  • Melanie Funchess, director of community engagement and family support at the Mental Health Association of Rochester, and member of the Black Healers Network
  • Brian Wray, award-winning children's book author

Are food delivery apps hurting restaurants? Monroe County Legislator Rachel Barnhart has announced legislation that would cap how much third-party vendors, like Grubhub and Uber Eats and DoorDash, can charge businesses. Under the measure, delivery fees would be limited to 15 percent, and fees associated with customers using their apps for takeout services would be limited to 5 percent. The companies would also be prohibited from garnishing driver’s wages to make up any difference in profit.

This is a desperate time for restaurant owners, who say this move will make an impact. Food delivery companies oppose it.

Our guests:

Office of Gov. Andrew Cuomo

Gov. Andrew Cuomo was in Rochester on Wednesday to give his COVID-19 briefing from the Baber A.M.E Church on Meigs Street -- and give away some turkeys afterward.

His visit was met by protesters who are frustrated with the state’s microcluster restrictions.

During his remarks, Cuomo again expressed concerns about the rising number of coronavirus cases statewide and across the country, and he said the state does expect to see an increase in infection rates after Thanksgiving, especially with so many people traveling or gathering in large groups.

Centers for Disease Control and Prevention

Monroe County continues to see elevated levels of new COVID-19 cases.

In the latest daily numbers released on Tuesday, there were 340 new confirmed cases. There were no new deaths. The total number of deaths to date is 315.

The 7-day rolling average of new cases is 320 cases per day. The 7-day rolling average positivity rate for Monroe County is 3.55%.

On Monday, Governor Andrew Cuomo announced that parts of Monroe County have reached Orange Zone status. The designation comes with restrictions that go into effect on Wednesday. Businesses deemed high-risk and non-essential -- such as personal care salons, barber shops, and gyms -- must close. Restaurants will be limited to outdoor dining, delivery, and takeout. Schools will close to in-person instruction until they meet testing requirements.

This hour, our guests help us understand the new restrictions and the impact they will have on communities. Our guests:
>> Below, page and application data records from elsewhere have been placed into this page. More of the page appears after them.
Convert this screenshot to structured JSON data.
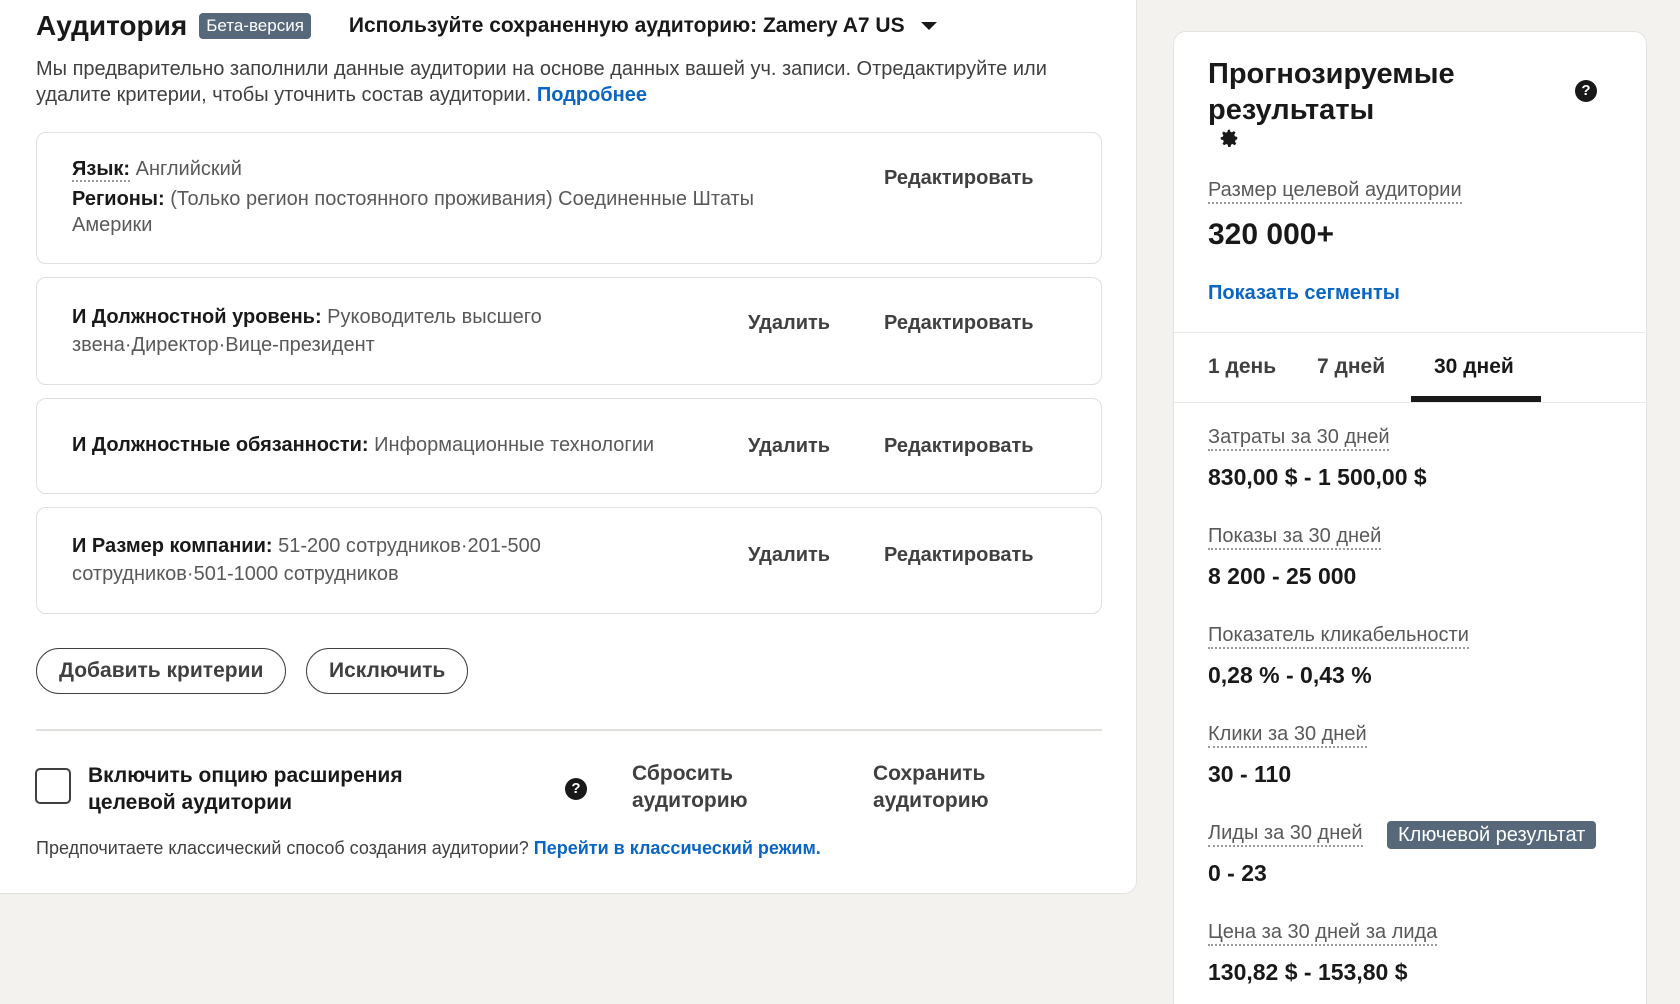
{
  "header": {
    "title": "Аудитория",
    "beta_badge": "Бета-версия",
    "saved_audience": "Используйте сохраненную аудиторию: Zamery A7 US"
  },
  "intro": {
    "text": "Мы предварительно заполнили данные аудитории на основе данных вашей уч. записи. Отредактируйте или удалите критерии, чтобы уточнить состав аудитории.",
    "link": "Подробнее"
  },
  "criteria": [
    {
      "label1": "Язык:",
      "value1": " Английский",
      "label2": "Регионы:",
      "value2": " (Только регион постоянного проживания) Соединенные Штаты Америки",
      "edit": "Редактировать"
    },
    {
      "label": "И Должностной уровень:",
      "value": " Руководитель высшего звена·Директор·Вице-президент",
      "delete": "Удалить",
      "edit": "Редактировать"
    },
    {
      "label": "И Должностные обязанности:",
      "value": " Информационные технологии",
      "delete": "Удалить",
      "edit": "Редактировать"
    },
    {
      "label": "И Размер компании:",
      "value": " 51-200 сотрудников·201-500 сотрудников·501-1000 сотрудников",
      "delete": "Удалить",
      "edit": "Редактировать"
    }
  ],
  "buttons": {
    "add_criteria": "Добавить критерии",
    "exclude": "Исключить",
    "expand_option": "Включить опцию расширения целевой аудитории",
    "reset": "Сбросить аудиторию",
    "save": "Сохранить аудиторию"
  },
  "classic": {
    "text": "Предпочитаете классический способ создания аудитории?",
    "link": "Перейти в классический режим."
  },
  "forecast": {
    "title": "Прогнозируемые результаты",
    "audience_size_label": "Размер целевой аудитории",
    "audience_size_value": "320 000+",
    "segments_link": "Показать сегменты",
    "tabs": [
      "1 день",
      "7 дней",
      "30 дней"
    ],
    "active_tab": "30 дней",
    "metrics": [
      {
        "label": "Затраты за 30 дней",
        "value": "830,00 $ - 1 500,00 $"
      },
      {
        "label": "Показы за 30 дней",
        "value": "8 200 - 25 000"
      },
      {
        "label": "Показатель кликабельности",
        "value": "0,28 % - 0,43 %"
      },
      {
        "label": "Клики за 30 дней",
        "value": "30 - 110"
      },
      {
        "label": "Лиды за 30 дней",
        "value": "0 - 23"
      },
      {
        "label": "Цена за 30 дней за лида",
        "value": "130,82 $ - 153,80 $"
      }
    ],
    "key_result_badge": "Ключевой результат"
  },
  "colors": {
    "link": "#0a66c2",
    "badge": "#56687a",
    "page_bg": "#f3f2ef"
  },
  "icons": {
    "help": "question-circle-icon",
    "settings": "gear-icon",
    "dropdown": "caret-down-icon"
  }
}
  • Bob Duffy, Finger Lakes reopening advisor to Governor Cuomo, and president and CEO of the Greater Rochester Chamber of Commerce
  • Dave Seeley, Irondequoit Town Supervisor
  • Bill Moehle, Brighton Town Supervisor
  • Willie Lightfoot, president of the United Professional Barbers and Cosmetologists Association (UPBCA), Inc., and vice president of Rochester City Council

Max Schulte/WXXI News

The supervisors of the towns of Brighton and Irondequoit say they hope to have drive-through sites set up for rapid coronavirus testing as soon as next week.

Sections of both towns are in so-called orange zones under the state's microcluster strategy to manage rising transmission rates of the virus. Other orange zones are in the city of Rochester and the town of Gates.

Irondequoit Supervisor Dave Seeley said rapid testing has worked to keep schools safe, and it should be expanded so every member of the community has access.

A new poll finds the presidential election is not settled yet for some New Yorkers. Three weeks after Election Day, 20% of respondents say it’s too early to tell who actually won.


Mayor Lovely Warren has announced some changes to city operations as a result of Monday’s directive from the state that portions of the city will be upgraded to a COVID-19 Orange Zone, effective Wednesday, Nov. 25.

R-Center Learning Labs will close on Wednesday, Nov. 25 and nine R-Centers will convert to Meal Distribution Sites beginning Monday, Nov. 30, serving grab-and-go meals. Meals will include breakfast, lunch and dinner and are available for single trips.

The following Meal Distribution Sites will be open from 8:30 a.m. to 5:30 p.m., Monday through Friday: